A significant portion of the world’s knowledge is online and accessible to just about anyone with a web browser and internet connection. But as one author argues, all these noisy “Big Data” haystacks don’t translate into much signal, especially in terms of conceptualizing the next big idea.
With the “Big Data” deluge showing no signs of abating, information overload is the norm. In fact, this “information glut” suggests a larger problem. We’re suffering from information overload at the expense of free thinking and development of new big ideas. That’s the sentiment behind Neal Gabler’s “The Elusive Big Idea”. The substance of Gabler’s argument is that in an era of Big Data, we know more than we’ve ever known, but think about it less.
That’s because the brain – while a wonderful processing engine – just can’t keep up with the data deluge. There’s simply too much to know and too little time to ponder.

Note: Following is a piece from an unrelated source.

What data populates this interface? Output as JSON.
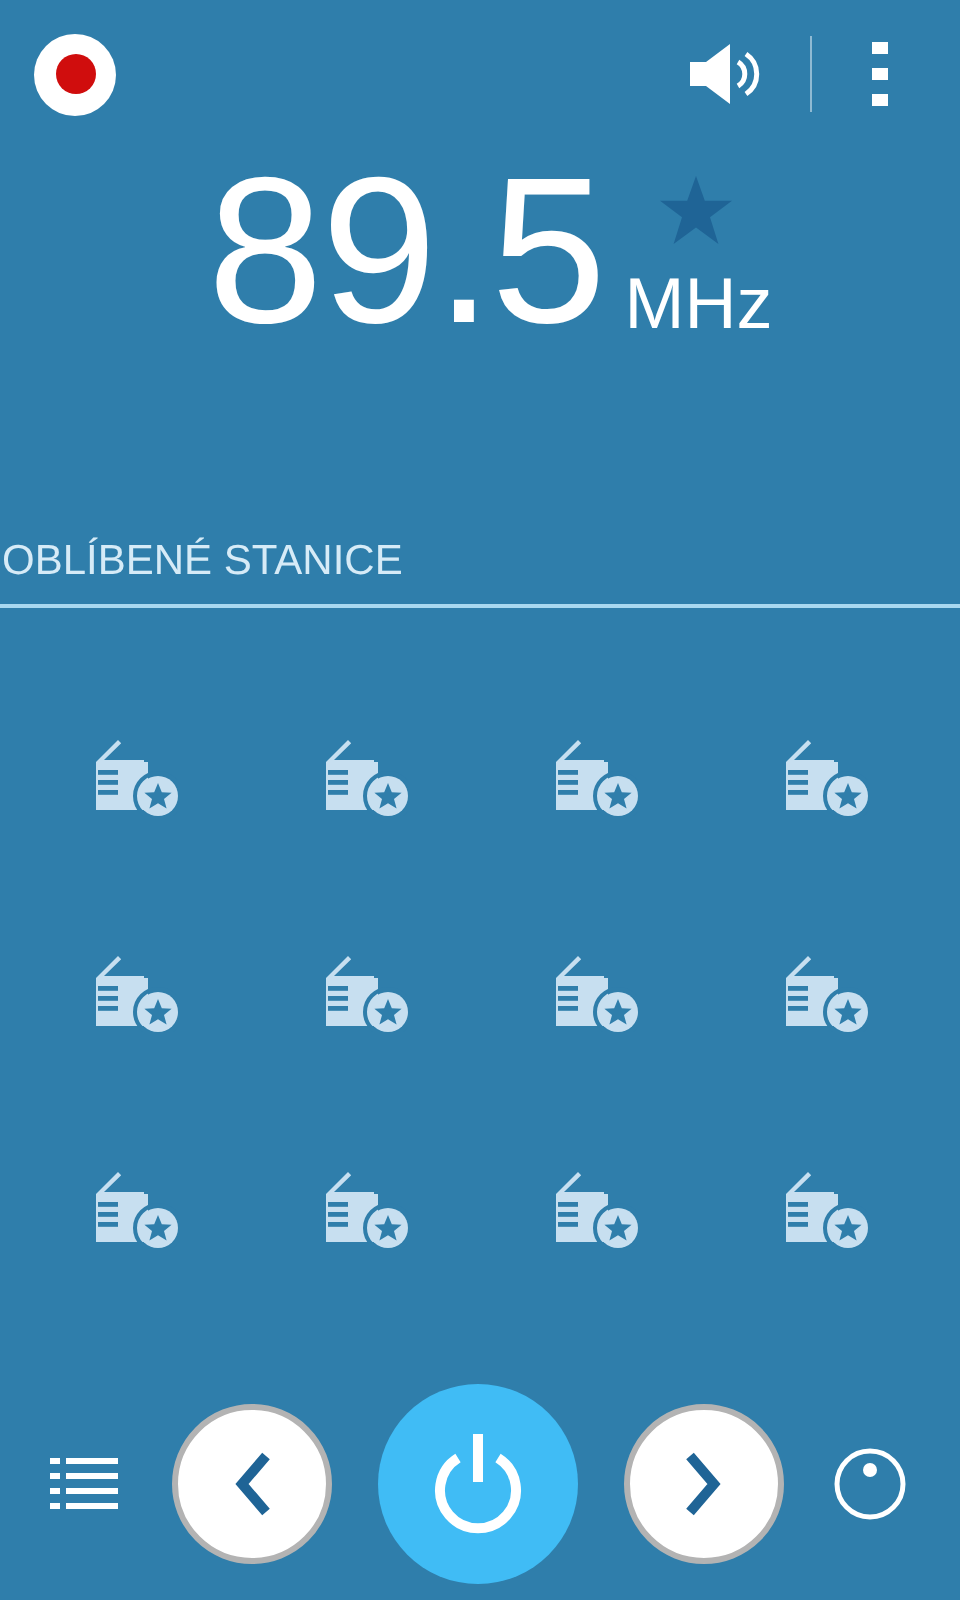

Most of us are just flat out busy with work, family, friends and life’s little and larger troubles. This is why time saving devices are the rage. RSS news readers, while not as popular as in the past, are still a valuable tool to sort through the overindulgence of user generated content. And without our smartphone calendar reminders telling us where to be and when, most of us would be in a constant state of perspiration, realizing that we’re probably missing out on something, somewhere.
And yet we keep piling it on. Waiting in line to order lunch? Better check on what my friends are doing on Facebook. Need to wait five minutes for that sandwich to be made? Great, now there’s plenty of time to see what’s trending on Yahoo news. With our information addictions, it does appear, like the Pogo quotation so aptly illustrates, “We have met the enemy and he is us.”
Neal Gabler has a tough assessment for today’s westernized citizen. He says we prefer “knowing to thinking because knowing has more immediate value.”
Now if this “knowing” translated into something profound, we might be able to justify our information addiction. However, Gabler says our brains are now trained on trivial personal information such as; ‘Where am I going?”, “What are you doing?” or “Whom are you seeing?” And all in 140 characters or less.
With a focus on daily minutiae, it does appear we’re losing capacity for “the big idea”. That’s why attempts at freeing us from our daily inboxes—such as Google’s Free Time are inspiring. At least there’s an attempt to galvanize thinking, and hopefully ideas will percolate into business value down the road.
Big Data technologies can save us time by sifting through mountains of multi-structured data. But even then, while technology may help us recognize and match patterns better, or understand links and relationships with more clarity, there are abstract ideas and concepts that can only be tackled with the human mind.
There are many complex and global problems to think about, we just need to free up our minds from the daily clutter to engage them.
A good first step is a quiet room, free of electronics, and some down-time. See if you can stand the silence for more than ten minutes. Keep increasing that time if possible, for the world surely needs more thinking and less menial knowing and doing.